How would a tradesmen
with a bad back and little cash.
Make and install a DIY Alcove Unit
in ten easy steps?
I was always told "if you want to know the easiest way to do something, just ask the laziest person you know to plan it for you!"
Well I think there is something in that statement.
- Yes you guessed it PLANNING. But where to start. So looking at this as a carpenter and joiner I will write this as though I was talking to another tradesmen. So forgive me if I use some terms you are unfamiliar with. But please just msg me and I'll clarify anything you want.
- First I have to decide if I'm going to be living in the property.
- Next is my plan to increase the sale price of the property.
- Do I need to make the alcove unit in keeping with its surroundings.
- Is it going to be a painted finish or a wooden finish.
- Do I want it to look DIY or professional. (what's the difference?)
- Do I want to feel good about this, something to show off.
- Is there any practical needs for this unit? (hide wires, sockets, vents, pipes skirting).
- Will I need to make matching units?
- What materials do I have available near me? (drift wood, B&Q, saw mill, glazers).
- What facilities do I have, I'll probably plan to use the front room for this project like most of us. Which means I need to consider noise, dust, paint fumes, mess and inconvenience.
2. The drawing and measurements: The drawing of the area needs all the measurements. Here is the drawing of the area in question, and my sketch of how the unit and shelves will look:
3. How are you going to put all this together? Good question. This is probably why we visit these sites. We want to know how. Almost like an assembly instruction book!

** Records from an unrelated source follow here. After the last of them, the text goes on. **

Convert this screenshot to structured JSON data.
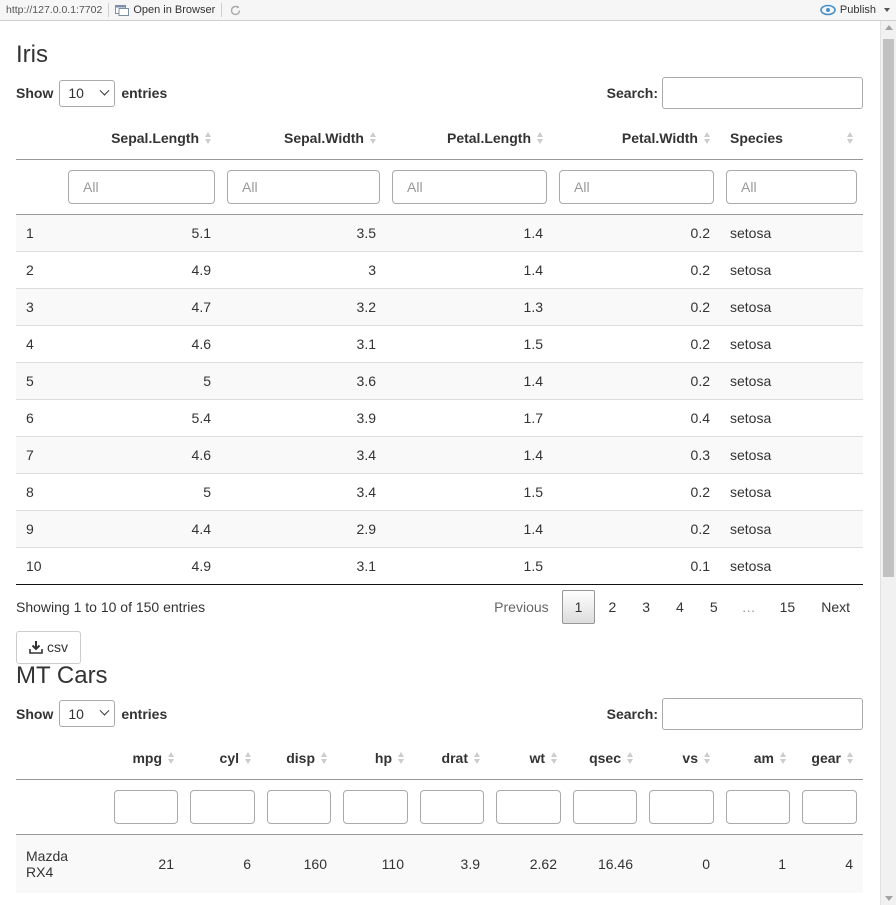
{
  "topbar": {
    "url": "http://127.0.0.1:7702",
    "open_browser": "Open in Browser",
    "publish": "Publish"
  },
  "iris": {
    "title": "Iris",
    "show_label": "Show",
    "entries_value": "10",
    "entries_label": "entries",
    "search_label": "Search:",
    "columns": [
      "",
      "Sepal.Length",
      "Sepal.Width",
      "Petal.Length",
      "Petal.Width",
      "Species"
    ],
    "filter_placeholder": "All",
    "rows": [
      [
        "1",
        "5.1",
        "3.5",
        "1.4",
        "0.2",
        "setosa"
      ],
      [
        "2",
        "4.9",
        "3",
        "1.4",
        "0.2",
        "setosa"
      ],
      [
        "3",
        "4.7",
        "3.2",
        "1.3",
        "0.2",
        "setosa"
      ],
      [
        "4",
        "4.6",
        "3.1",
        "1.5",
        "0.2",
        "setosa"
      ],
      [
        "5",
        "5",
        "3.6",
        "1.4",
        "0.2",
        "setosa"
      ],
      [
        "6",
        "5.4",
        "3.9",
        "1.7",
        "0.4",
        "setosa"
      ],
      [
        "7",
        "4.6",
        "3.4",
        "1.4",
        "0.3",
        "setosa"
      ],
      [
        "8",
        "5",
        "3.4",
        "1.5",
        "0.2",
        "setosa"
      ],
      [
        "9",
        "4.4",
        "2.9",
        "1.4",
        "0.2",
        "setosa"
      ],
      [
        "10",
        "4.9",
        "3.1",
        "1.5",
        "0.1",
        "setosa"
      ]
    ],
    "info": "Showing 1 to 10 of 150 entries",
    "pagination": {
      "previous": "Previous",
      "pages": [
        "1",
        "2",
        "3",
        "4",
        "5"
      ],
      "ellipsis": "…",
      "last": "15",
      "next": "Next",
      "current": "1"
    },
    "csv_button": "csv"
  },
  "mtcars": {
    "title": "MT Cars",
    "show_label": "Show",
    "entries_value": "10",
    "entries_label": "entries",
    "search_label": "Search:",
    "columns": [
      "",
      "mpg",
      "cyl",
      "disp",
      "hp",
      "drat",
      "wt",
      "qsec",
      "vs",
      "am",
      "gear"
    ],
    "rows": [
      [
        "Mazda RX4",
        "21",
        "6",
        "160",
        "110",
        "3.9",
        "2.62",
        "16.46",
        "0",
        "1",
        "4"
      ]
    ]
  }
}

Well in broad strokes we are:
- going to make the front piece and put a return on it.
- we are going to make the doors out of the front piece.
- we are going to make the carcass that holds and internal shelf.
- we are then making the floating shelves and unit top.
- we are cutting the holes for the hinges.
- we are fitting the supports for the doors/hinges.
- we are fitting the facade/front piece with its doors and return already fitted to the front of the carcass.
4. Next is the cutting list: So all this considered I've decided to use MDF and paint it. I have also decided to get B&Q to deliver all the pieces of MDF cut to my specifications. e.g. If you have an alcove 997mm across with a fire breast 300mm deep with the unit to come out into the room 125mm past the face of the fire breast and I've chosen a height of 800mm to the top of the unit. Then my first piece of MDF is 18mm thick and 1002mm across and 750mm high. This is my front. When this arrives I will cut out the doors, being careful to keep the pieces I cut out, because in fact these are going to be my doors.
Now of course no one would just order one piece of MDF at a time. So here is the rest of the cutting list as a joiner who is being lazy would do it..I will explain how these all fit together later. All 18mm thick MDF unless specified otherwise.
- front panel return. (based on the left alcove being fitted out). 750mm *150mm
- floor and top to the base unit. 902mm*325mm so two of these.
- both sides of the base unit. 700mm*325mm so two of these.
- the back to the base unit. 736mm*902mm *6mm
- the shelf inside. 842mm*250mm (this can be a piece of real wood avoids sagging)
- the internal supports for the doors. 700mm*50mm*18mm two of these.
And now the discussion will focus on the shelving on top of the unit and the floating shelves above the unit. You'll notice above that I decided to have a 50mm thick top to the unit. I think I'll have that same thickness for the floating shelves above too. Here's the cutting list for 3 floating shelves :
- the floating shelf top and bottom 1020mm*275mm*12mm six of these.
- the unit top 1040mm*475mm*12mm two of these.
- the strips that hold the tops and bottoms together 50mm*18mm*8m these strips also give the shelves and unit top its smooth paintable finish.
5. The beginning of putting everything together: So cut the doors out of the facade/front piece using a circular saw. This has to be the battery saw, because the battery circular saw does not have a riving knife at the back of the blade. This enables you to plunge the blade straight into the wood from above, but this needs to be right the first time. ( to save you from having to buy more MDF).
I think I will put a short video of this in the link below for everyone to see how this done. There are other methods one can use. I will get to these soon especially if there is interest in me showing how to complete this project from anyone.
Kind regards Mark